Kinloch, a widely respected minister, and the head of Triumph Church, which is one of the largest congregations in Detroit, said the forum is needed for accountability on the economic recovery of Detroit.
“The PuLSE Institute forum provides us with an economic and social platform to create a ‘North Star’ for community and corporations to work towards,” Kinloch said. “It allows us to articulate quantifiable metrics to evaluate our ability to meet goals and objectives as a part of any plan adopted. I’m humbled to be a part of such a critical conversation to ensure a post-coronavirus era doesn’t look like business as usual.”
Donofrio, who leads the state of Michigan’s economic development initiatives underscores the significance of the forum.

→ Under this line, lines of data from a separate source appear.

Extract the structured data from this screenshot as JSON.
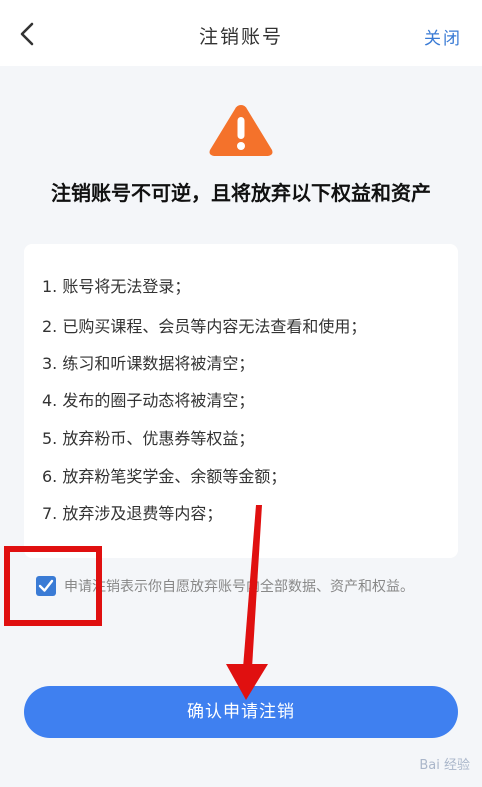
{
  "header": {
    "title": "注销账号",
    "close_label": "关闭"
  },
  "warning": {
    "icon": "warning-triangle-icon",
    "heading": "注销账号不可逆，且将放弃以下权益和资产",
    "color": "#f4722b"
  },
  "consequences": [
    "1. 账号将无法登录；",
    "2. 已购买课程、会员等内容无法查看和使用；",
    "3. 练习和听课数据将被清空；",
    "4. 发布的圈子动态将被清空；",
    "5. 放弃粉币、优惠券等权益；",
    "6. 放弃粉笔奖学金、余额等金额；",
    "7. 放弃涉及退费等内容；"
  ],
  "agreement": {
    "checked": true,
    "text": "申请注销表示你自愿放弃账号内全部数据、资产和权益。"
  },
  "confirm_button": {
    "label": "确认申请注销"
  },
  "watermark": "Bai 经验",
  "colors": {
    "accent": "#3f80f0",
    "annotation": "#e01010"
  }
}
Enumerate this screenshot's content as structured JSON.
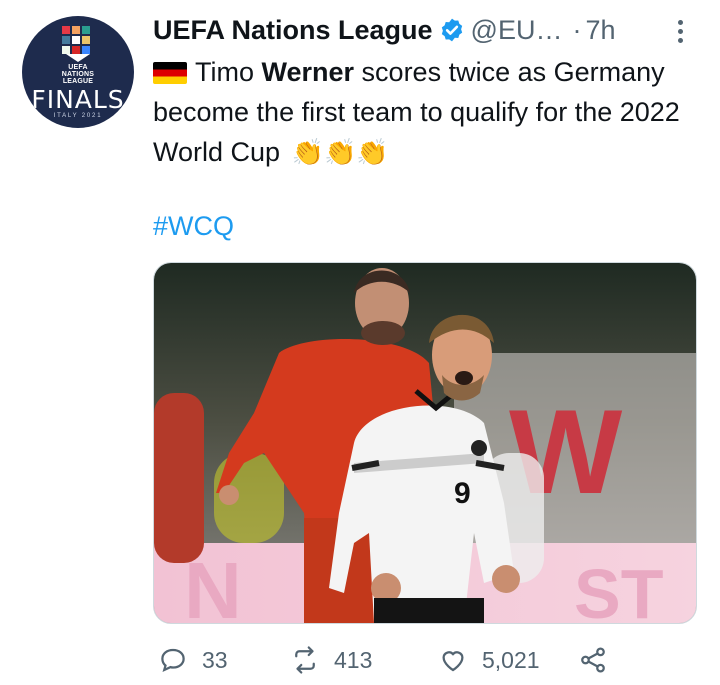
{
  "account": {
    "name": "UEFA Nations League",
    "handle": "@EU…",
    "separator": "·",
    "time": "7h",
    "avatar_text": {
      "line1": "UEFA",
      "line2": "NATIONS",
      "line3": "LEAGUE",
      "finals": "FINALS",
      "italy": "ITALY 2021"
    }
  },
  "tweet": {
    "text_before": "Timo ",
    "text_bold": "Werner",
    "text_after": " scores twice as Germany become the first team to qualify for the 2022 World Cup",
    "claps": "👏👏👏",
    "hashtag": "#WCQ"
  },
  "photo": {
    "jersey_number": "9",
    "bg_letters_1": "W",
    "bg_letters_2": "N",
    "bg_letters_3": "ST"
  },
  "actions": {
    "replies": "33",
    "retweets": "413",
    "likes": "5,021"
  },
  "colors": {
    "link": "#1d9bf0",
    "muted": "#536471",
    "verified": "#1d9bf0",
    "avatar_bg": "#1e2b4d"
  },
  "icons": [
    "verified-badge-icon",
    "more-icon",
    "reply-icon",
    "retweet-icon",
    "like-icon",
    "share-icon",
    "germany-flag-icon"
  ]
}
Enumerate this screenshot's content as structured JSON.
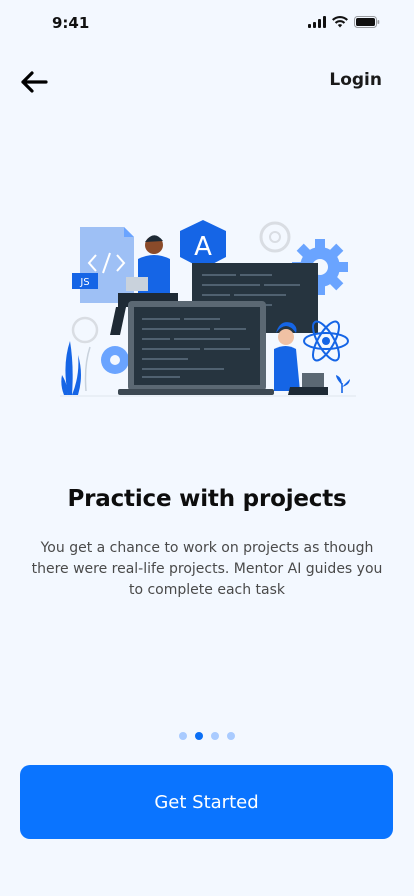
{
  "status_bar": {
    "time": "9:41",
    "icons": [
      "signal-icon",
      "wifi-icon",
      "battery-icon"
    ]
  },
  "header": {
    "back_icon": "arrow-left-icon",
    "login_label": "Login"
  },
  "illustration": {
    "badge_text": "JS",
    "logo_letter": "A"
  },
  "onboarding": {
    "title": "Practice with projects",
    "description": "You get a chance to work on projects as though there were real-life projects. Mentor AI guides you to complete each task",
    "pages": 4,
    "active_page": 2
  },
  "cta": {
    "label": "Get Started"
  },
  "colors": {
    "background": "#f3f8ff",
    "primary": "#0a74ff",
    "dot_inactive": "#a9cbff"
  }
}
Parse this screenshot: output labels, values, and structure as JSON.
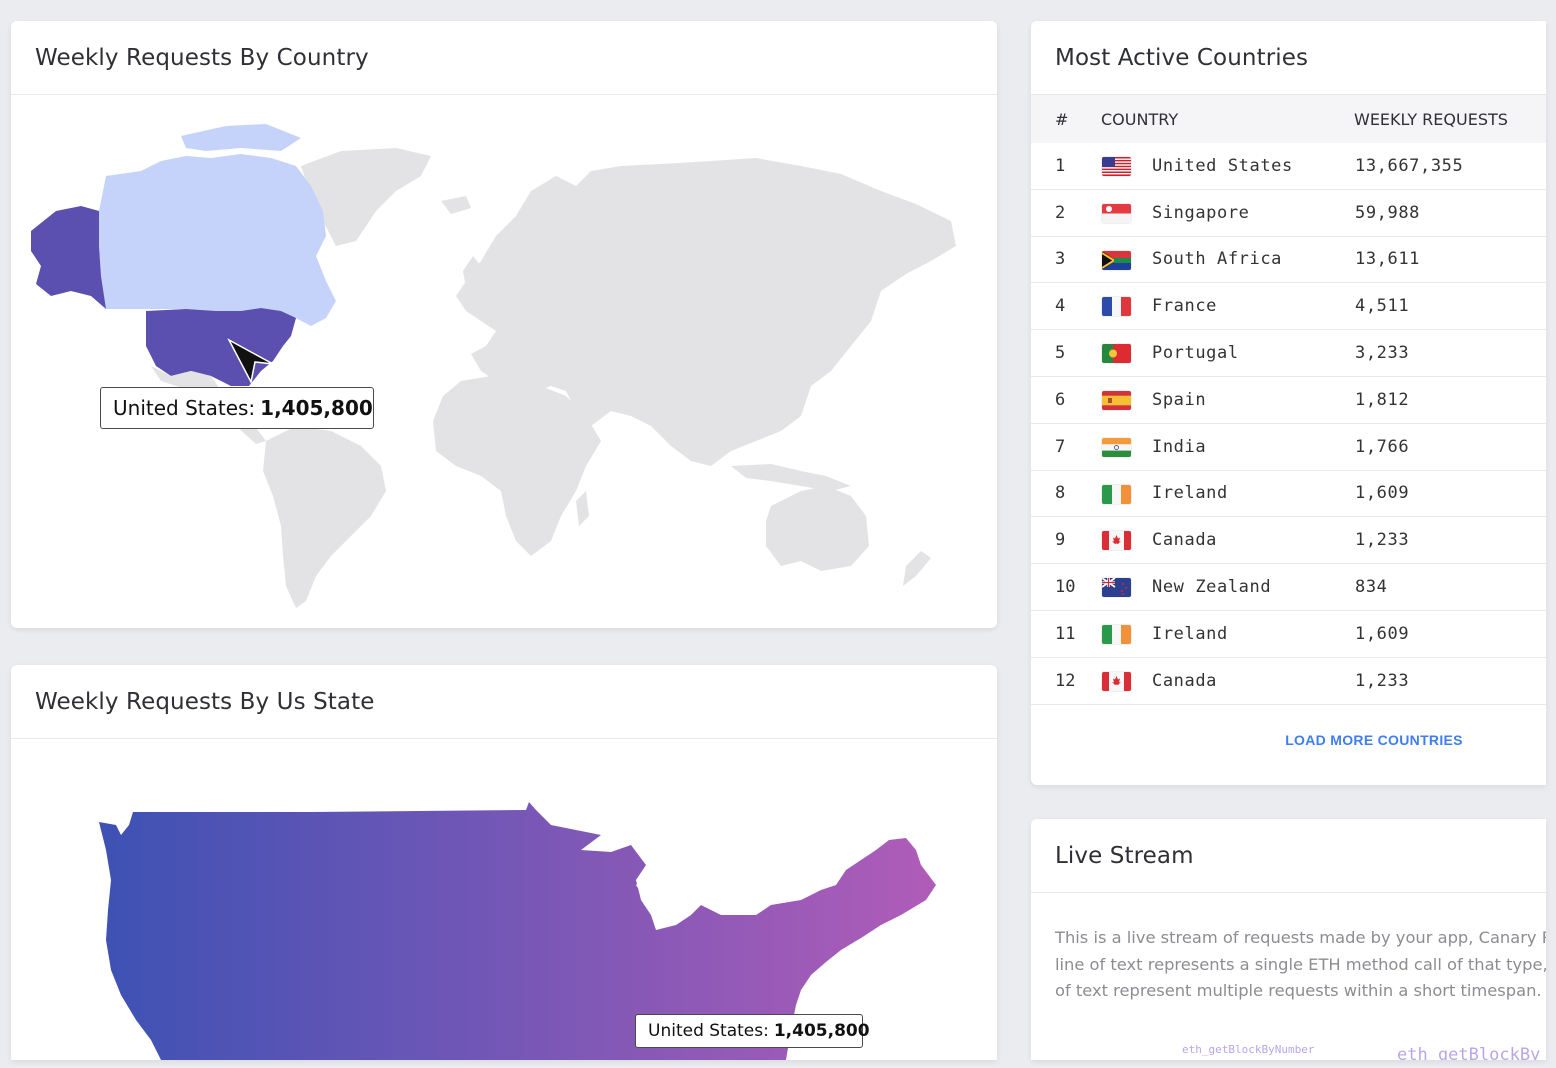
{
  "world_card": {
    "title": "Weekly Requests By Country",
    "tooltip": {
      "country": "United States:",
      "value": "1,405,800"
    }
  },
  "state_card": {
    "title": "Weekly Requests By Us State",
    "tooltip": {
      "country": "United States:",
      "value": "1,405,800"
    }
  },
  "countries_card": {
    "title": "Most Active Countries",
    "columns": {
      "num": "#",
      "country": "COUNTRY",
      "requests": "WEEKLY REQUESTS"
    },
    "rows": [
      {
        "num": "1",
        "flag": "us-flag-icon",
        "country": "United States",
        "requests": "13,667,355"
      },
      {
        "num": "2",
        "flag": "sg-flag-icon",
        "country": "Singapore",
        "requests": "59,988"
      },
      {
        "num": "3",
        "flag": "za-flag-icon",
        "country": "South Africa",
        "requests": "13,611"
      },
      {
        "num": "4",
        "flag": "fr-flag-icon",
        "country": "France",
        "requests": "4,511"
      },
      {
        "num": "5",
        "flag": "pt-flag-icon",
        "country": "Portugal",
        "requests": "3,233"
      },
      {
        "num": "6",
        "flag": "es-flag-icon",
        "country": "Spain",
        "requests": "1,812"
      },
      {
        "num": "7",
        "flag": "in-flag-icon",
        "country": "India",
        "requests": "1,766"
      },
      {
        "num": "8",
        "flag": "ie-flag-icon",
        "country": "Ireland",
        "requests": "1,609"
      },
      {
        "num": "9",
        "flag": "ca-flag-icon",
        "country": "Canada",
        "requests": "1,233"
      },
      {
        "num": "10",
        "flag": "nz-flag-icon",
        "country": "New Zealand",
        "requests": "834"
      },
      {
        "num": "11",
        "flag": "ie-flag-icon",
        "country": "Ireland",
        "requests": "1,609"
      },
      {
        "num": "12",
        "flag": "ca-flag-icon",
        "country": "Canada",
        "requests": "1,233"
      }
    ],
    "load_more": "LOAD MORE COUNTRIES"
  },
  "live_card": {
    "title": "Live Stream",
    "line1": "This is a live stream of requests made by your app, Canary Ri",
    "line2": "line of text represents a single ETH method call of that type,",
    "line3": "of text represent multiple requests within a short timespan.",
    "stream_small": "eth_getBlockByNumber",
    "stream_large": "eth_getBlockBy"
  },
  "colors": {
    "highlight_country": "#5b4fb0",
    "canada": "#c5d3fb",
    "land": "#e3e3e5",
    "gradient_start": "#3d52b4",
    "gradient_end": "#b05cb8",
    "link": "#3f7ef2"
  }
}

“Not only is COVID-19 a once-in-a-lifetime public health crisis, but it has created an economic hardship for thousands of Detroit and Michigan families. I look forward to the panel’s discussion on how the public and private sectors are keeping workplaces safe, helping businesses restart and expanding resources and opportunity for workers,” Donofrio said. “I thank The PuLSE Institute for the opportunity to share LEO’s work to provide emergency financial assistance and expand training resources available to residents whose jobs were affected by the pandemic.”

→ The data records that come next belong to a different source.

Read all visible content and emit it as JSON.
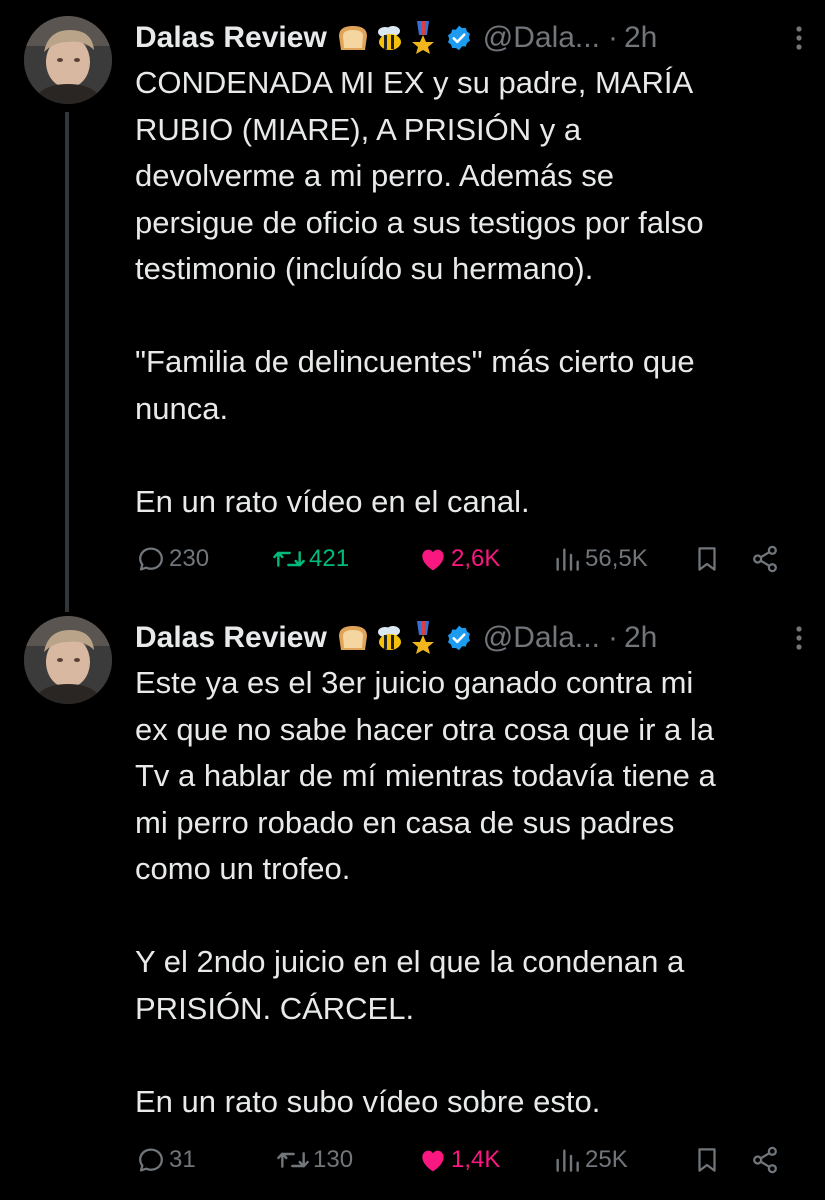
{
  "colors": {
    "background": "#000000",
    "text": "#e7e9ea",
    "secondary": "#71767b",
    "verified": "#1d9bf0",
    "retweet": "#00ba7c",
    "like": "#f91880"
  },
  "tweets": [
    {
      "author": {
        "name": "Dalas Review",
        "emojis": [
          "bread-emoji",
          "bee-emoji",
          "medal-emoji"
        ],
        "verified": true,
        "handle": "@Dala...",
        "time": "2h"
      },
      "paragraphs": [
        [
          "CONDENADA MI EX y su padre, MARÍA",
          "RUBIO (MIARE), A PRISIÓN y a",
          "devolverme a mi perro. Además se",
          "persigue de oficio a sus testigos por falso",
          "testimonio (incluído su hermano)."
        ],
        [
          "\"Familia de delincuentes\" más cierto que",
          "nunca."
        ],
        [
          "En un rato vídeo en el canal."
        ]
      ],
      "stats": {
        "replies": "230",
        "retweets": "421",
        "likes": "2,6K",
        "views": "56,5K"
      },
      "liked": true
    },
    {
      "author": {
        "name": "Dalas Review",
        "emojis": [
          "bread-emoji",
          "bee-emoji",
          "medal-emoji"
        ],
        "verified": true,
        "handle": "@Dala...",
        "time": "2h"
      },
      "paragraphs": [
        [
          "Este ya es el 3er juicio ganado contra mi",
          "ex que no sabe hacer otra cosa que ir a la",
          "Tv a hablar de mí mientras todavía tiene a",
          "mi perro robado en casa de sus padres",
          "como un trofeo."
        ],
        [
          "Y el 2ndo juicio en el que la condenan a",
          "PRISIÓN. CÁRCEL."
        ],
        [
          "En un rato subo vídeo sobre esto."
        ]
      ],
      "stats": {
        "replies": "31",
        "retweets": "130",
        "likes": "1,4K",
        "views": "25K"
      },
      "liked": true
    }
  ]
}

The PuLSE Institute’s president and director of research Tina M. Patterson, a former attorney for the Social Security Administration said the impact of the coronavirus pandemic on Detroiters should be at the forefront of any effort to combat poverty in this era.
“COVID-19 has exposed the worst of this nation’s socioeconomic disparities and the need to confront these systemic issues with sustainable policy prescriptions that will guarantee the social safety net. This inequity is most glaring right here in Detroit which already is one of the highest poverty cities in the nation as well as one of the hardest hit by the coronavirus pandemic,” Patterson said. “The economic casualty has disproportionately impacted those living on the margins of poverty and it is imperative to keep their challenges at the forefront of the economic recovery. This CEO Forum will focus on the need to lead the restoration and future of the post-COVID-19 economy by putting the needs of those who have been most severely affected by the economic disruption created by the virus.”
She added, “How Detroit’s industry captains, civic leaders and advocates respond to this monumental crisis in America’s largest Black city will determine whether we will have a better future that includes lifting those in the perennial underclass out of the dungeons of inequality.”